|Wauchope, Robert - Don|
Submitted to: Pest Management Science
Publication Type: Peer Reviewed Journal
Publication Acceptance Date: 10/16/2001
Publication Date: 12/1/2001
Citation: WAUCHOPE, R.D., ESTES, T.L., JONES, R., BAKER, J.L., HORNSBY, A.G., GUSTAFSON, D.I. PREDICTED IMPACT OF TRANSGENIC, HERBICIDE-TOLERANT CORN ON DRINKING WATER QUALITY IN VULNERABLE WATERSHEDS OF THE MID-WESTERN USA. PEST MANAGEMENT SCIENCE. 58:146-160. 2001.

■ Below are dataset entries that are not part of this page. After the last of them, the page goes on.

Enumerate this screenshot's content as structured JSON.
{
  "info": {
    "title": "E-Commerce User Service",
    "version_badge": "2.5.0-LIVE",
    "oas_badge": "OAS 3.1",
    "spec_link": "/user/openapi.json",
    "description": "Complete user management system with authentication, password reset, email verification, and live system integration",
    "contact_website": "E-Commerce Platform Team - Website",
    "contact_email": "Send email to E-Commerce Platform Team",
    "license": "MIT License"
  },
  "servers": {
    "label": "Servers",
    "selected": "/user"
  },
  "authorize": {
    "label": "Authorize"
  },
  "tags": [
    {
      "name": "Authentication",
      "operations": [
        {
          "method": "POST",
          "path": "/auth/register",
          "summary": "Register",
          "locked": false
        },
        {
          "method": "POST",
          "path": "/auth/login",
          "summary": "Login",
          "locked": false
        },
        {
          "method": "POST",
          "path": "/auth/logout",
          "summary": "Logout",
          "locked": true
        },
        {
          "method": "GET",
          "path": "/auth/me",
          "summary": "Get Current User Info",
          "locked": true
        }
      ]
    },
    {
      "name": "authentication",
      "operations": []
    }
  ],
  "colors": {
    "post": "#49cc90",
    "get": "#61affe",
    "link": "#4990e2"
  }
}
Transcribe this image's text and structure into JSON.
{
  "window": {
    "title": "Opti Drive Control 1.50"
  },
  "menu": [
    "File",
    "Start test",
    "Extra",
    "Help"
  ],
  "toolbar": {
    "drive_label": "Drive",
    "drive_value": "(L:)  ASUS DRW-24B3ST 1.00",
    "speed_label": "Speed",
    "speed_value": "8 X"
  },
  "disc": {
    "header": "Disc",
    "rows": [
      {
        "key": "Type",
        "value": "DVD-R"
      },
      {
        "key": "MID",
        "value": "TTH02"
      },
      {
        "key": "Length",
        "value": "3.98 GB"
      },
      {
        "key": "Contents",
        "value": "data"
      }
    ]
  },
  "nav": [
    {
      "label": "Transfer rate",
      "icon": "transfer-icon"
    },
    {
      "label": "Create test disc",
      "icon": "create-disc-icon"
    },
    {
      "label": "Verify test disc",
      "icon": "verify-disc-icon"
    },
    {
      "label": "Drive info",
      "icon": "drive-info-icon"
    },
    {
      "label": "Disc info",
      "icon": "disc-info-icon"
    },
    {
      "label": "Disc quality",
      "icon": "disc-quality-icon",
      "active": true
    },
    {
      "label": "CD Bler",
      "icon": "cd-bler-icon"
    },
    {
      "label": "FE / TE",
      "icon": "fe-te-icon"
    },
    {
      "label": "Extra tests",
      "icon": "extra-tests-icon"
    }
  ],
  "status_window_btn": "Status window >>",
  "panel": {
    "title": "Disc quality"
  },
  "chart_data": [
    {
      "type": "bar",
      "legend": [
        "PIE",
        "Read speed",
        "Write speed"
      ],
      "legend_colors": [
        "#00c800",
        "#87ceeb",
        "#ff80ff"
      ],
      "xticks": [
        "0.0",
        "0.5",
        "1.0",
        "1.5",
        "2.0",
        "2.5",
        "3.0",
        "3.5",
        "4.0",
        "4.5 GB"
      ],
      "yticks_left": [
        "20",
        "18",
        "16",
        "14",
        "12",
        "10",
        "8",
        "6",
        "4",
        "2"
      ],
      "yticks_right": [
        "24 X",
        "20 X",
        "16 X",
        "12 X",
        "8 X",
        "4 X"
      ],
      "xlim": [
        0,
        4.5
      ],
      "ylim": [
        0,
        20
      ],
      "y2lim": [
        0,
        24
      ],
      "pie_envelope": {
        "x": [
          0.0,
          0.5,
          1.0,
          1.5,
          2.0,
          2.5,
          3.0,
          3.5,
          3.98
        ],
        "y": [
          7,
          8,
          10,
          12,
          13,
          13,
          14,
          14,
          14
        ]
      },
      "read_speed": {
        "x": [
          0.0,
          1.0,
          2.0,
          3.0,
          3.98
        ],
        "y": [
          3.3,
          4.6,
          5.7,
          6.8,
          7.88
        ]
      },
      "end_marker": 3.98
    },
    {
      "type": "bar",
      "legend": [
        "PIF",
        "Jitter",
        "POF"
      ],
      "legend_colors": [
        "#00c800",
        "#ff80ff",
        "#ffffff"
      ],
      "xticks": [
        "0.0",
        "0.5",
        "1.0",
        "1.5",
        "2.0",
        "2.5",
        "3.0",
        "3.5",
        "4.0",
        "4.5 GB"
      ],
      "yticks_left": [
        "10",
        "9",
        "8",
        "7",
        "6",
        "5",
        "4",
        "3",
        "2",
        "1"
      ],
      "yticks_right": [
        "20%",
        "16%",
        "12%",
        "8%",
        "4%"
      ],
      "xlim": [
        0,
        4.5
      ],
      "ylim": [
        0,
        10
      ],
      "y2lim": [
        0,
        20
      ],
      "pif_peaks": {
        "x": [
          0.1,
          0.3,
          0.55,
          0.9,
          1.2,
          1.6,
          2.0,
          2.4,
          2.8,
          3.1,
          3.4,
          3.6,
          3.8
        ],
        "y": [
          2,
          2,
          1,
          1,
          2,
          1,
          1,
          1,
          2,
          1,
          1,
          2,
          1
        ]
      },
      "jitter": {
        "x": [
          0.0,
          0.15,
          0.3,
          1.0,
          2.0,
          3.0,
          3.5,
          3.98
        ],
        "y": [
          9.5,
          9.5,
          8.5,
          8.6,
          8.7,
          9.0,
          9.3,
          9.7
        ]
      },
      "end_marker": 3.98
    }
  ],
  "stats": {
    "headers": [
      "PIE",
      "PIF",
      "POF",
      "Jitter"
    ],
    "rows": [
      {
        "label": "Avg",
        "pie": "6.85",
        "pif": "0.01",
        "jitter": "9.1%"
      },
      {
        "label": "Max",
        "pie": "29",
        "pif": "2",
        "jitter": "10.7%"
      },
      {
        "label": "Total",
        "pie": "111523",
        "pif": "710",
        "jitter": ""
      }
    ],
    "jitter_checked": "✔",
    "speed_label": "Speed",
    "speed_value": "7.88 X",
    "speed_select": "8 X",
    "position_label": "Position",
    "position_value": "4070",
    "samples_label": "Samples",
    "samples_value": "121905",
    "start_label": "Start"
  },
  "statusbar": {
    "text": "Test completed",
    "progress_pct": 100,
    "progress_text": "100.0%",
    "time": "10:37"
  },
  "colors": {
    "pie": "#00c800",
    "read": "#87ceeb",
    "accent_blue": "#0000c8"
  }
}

Interpretive Summary: Roundup Ready and Libery-Link corn are grown on perhaps 10% of the corn acreage in the US, with the companies projecting that market share should grow to 25%. These genetically-engineered crops are resistant to glyphosate and glufosinate herbicides, respectfully, allowing those herbicides to be used and reducing the amounts of traditionally heavily-used herbicides such as alachlor and atrazine. Because alachlor and atrazine have been detected in many of the nations important drinking water resources, it appears that the use of these GMO crops could be significant in reducing this widespread contamination or perhaps replacing one set of contaminants with another. In this study we used a computer simulation that the Environmental Protection Agency's uses to estimate water contamination by pesticides and compared the long-term contamination potential for the different herbicide combinations in three corn-belt watersheds. The model shows that the newer herbicides are both less contamination- prone, and since they are also less toxic to humans they should be much less important as drinking water contaminants. The results indicate that these GMO crops could help solve the herbicide drinking water contamination problem.
Technical Abstract: We selected three settings representative of vulnerable corn-region watersheds, and used the PRZM-EXAMS model with the Index Reservoir scenario to predict corn herbicide concentrations in the reservoirs as a function of herbicide properties, use pattern, and site characteristics and weather in the watersheds. We compared herbicide application scenarios including pre-plant atrazine and alachlor applications with a glyphosate pre-plant application, and scenarios in which only glyphosate or glufosinate postemergent herbicides were used, with corn genetically modified to be resistant to them. In almost all years a single runoff event dominated the input into the reservoir and annual average pesticide concentrations are highly correlated with annual maximum daily values. The modeled concentrations were generally higher than those observed in monitoring data. Because of their lower post-emergent application rates and greater soil sorptivity, glyphosate and glufosinate loads in runoff were generally 1/5 to 1/10 those of atrazine and alachlor. These model results indicate that the replacement of pre-emergent corn herbicides with the post-emergent herbicides allowed by genetic modification of crops would dramatically reduce herbicide concentrations in vulnerable watersheds. Given the lower chronic mammalian toxicity of these compounds, risks to human populations through drinking water would also be reduced.